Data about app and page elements
#####

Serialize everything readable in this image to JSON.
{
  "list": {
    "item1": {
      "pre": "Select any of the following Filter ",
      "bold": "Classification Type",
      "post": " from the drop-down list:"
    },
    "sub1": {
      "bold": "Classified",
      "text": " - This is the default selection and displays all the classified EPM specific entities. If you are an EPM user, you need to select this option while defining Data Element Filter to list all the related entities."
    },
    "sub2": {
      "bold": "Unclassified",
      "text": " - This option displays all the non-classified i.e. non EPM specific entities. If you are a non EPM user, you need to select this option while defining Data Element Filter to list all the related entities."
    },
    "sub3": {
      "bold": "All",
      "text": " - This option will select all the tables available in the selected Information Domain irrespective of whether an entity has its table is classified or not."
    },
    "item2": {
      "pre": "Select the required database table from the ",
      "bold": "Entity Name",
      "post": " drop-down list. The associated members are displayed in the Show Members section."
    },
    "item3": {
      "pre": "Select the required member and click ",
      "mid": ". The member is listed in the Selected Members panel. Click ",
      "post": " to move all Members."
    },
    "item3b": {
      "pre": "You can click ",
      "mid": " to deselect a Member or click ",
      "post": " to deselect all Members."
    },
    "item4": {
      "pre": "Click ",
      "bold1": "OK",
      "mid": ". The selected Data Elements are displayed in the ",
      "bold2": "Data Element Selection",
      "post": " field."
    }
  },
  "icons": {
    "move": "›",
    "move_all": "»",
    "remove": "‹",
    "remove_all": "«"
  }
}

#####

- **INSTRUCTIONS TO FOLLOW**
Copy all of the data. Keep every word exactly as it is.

- **SOLUTION BELOW**
Serialize everything readable in this image to JSON.
{
  "list": {
    "item1": {
      "pre": "Select any of the following Filter ",
      "bold": "Classification Type",
      "post": " from the drop-down list:"
    },
    "sub1": {
      "bold": "Classified",
      "text": " - This is the default selection and displays all the classified EPM specific entities. If you are an EPM user, you need to select this option while defining Data Element Filter to list all the related entities."
    },
    "sub2": {
      "bold": "Unclassified",
      "text": " - This option displays all the non-classified i.e. non EPM specific entities. If you are a non EPM user, you need to select this option while defining Data Element Filter to list all the related entities."
    },
    "sub3": {
      "bold": "All",
      "text": " - This option will select all the tables available in the selected Information Domain irrespective of whether an entity has its table is classified or not."
    },
    "item2": {
      "pre": "Select the required database table from the ",
      "bold": "Entity Name",
      "post": " drop-down list. The associated members are displayed in the Show Members section."
    },
    "item3": {
      "pre": "Select the required member and click ",
      "mid": ". The member is listed in the Selected Members panel. Click ",
      "post": " to move all Members."
    },
    "item3b": {
      "pre": "You can click ",
      "mid": " to deselect a Member or click ",
      "post": " to deselect all Members."
    },
    "item4": {
      "pre": "Click ",
      "bold1": "OK",
      "mid": ". The selected Data Elements are displayed in the ",
      "bold2": "Data Element Selection",
      "post": " field."
    }
  },
  "icons": {
    "move": "›",
    "move_all": "»",
    "remove": "‹",
    "remove_all": "«"
  }
}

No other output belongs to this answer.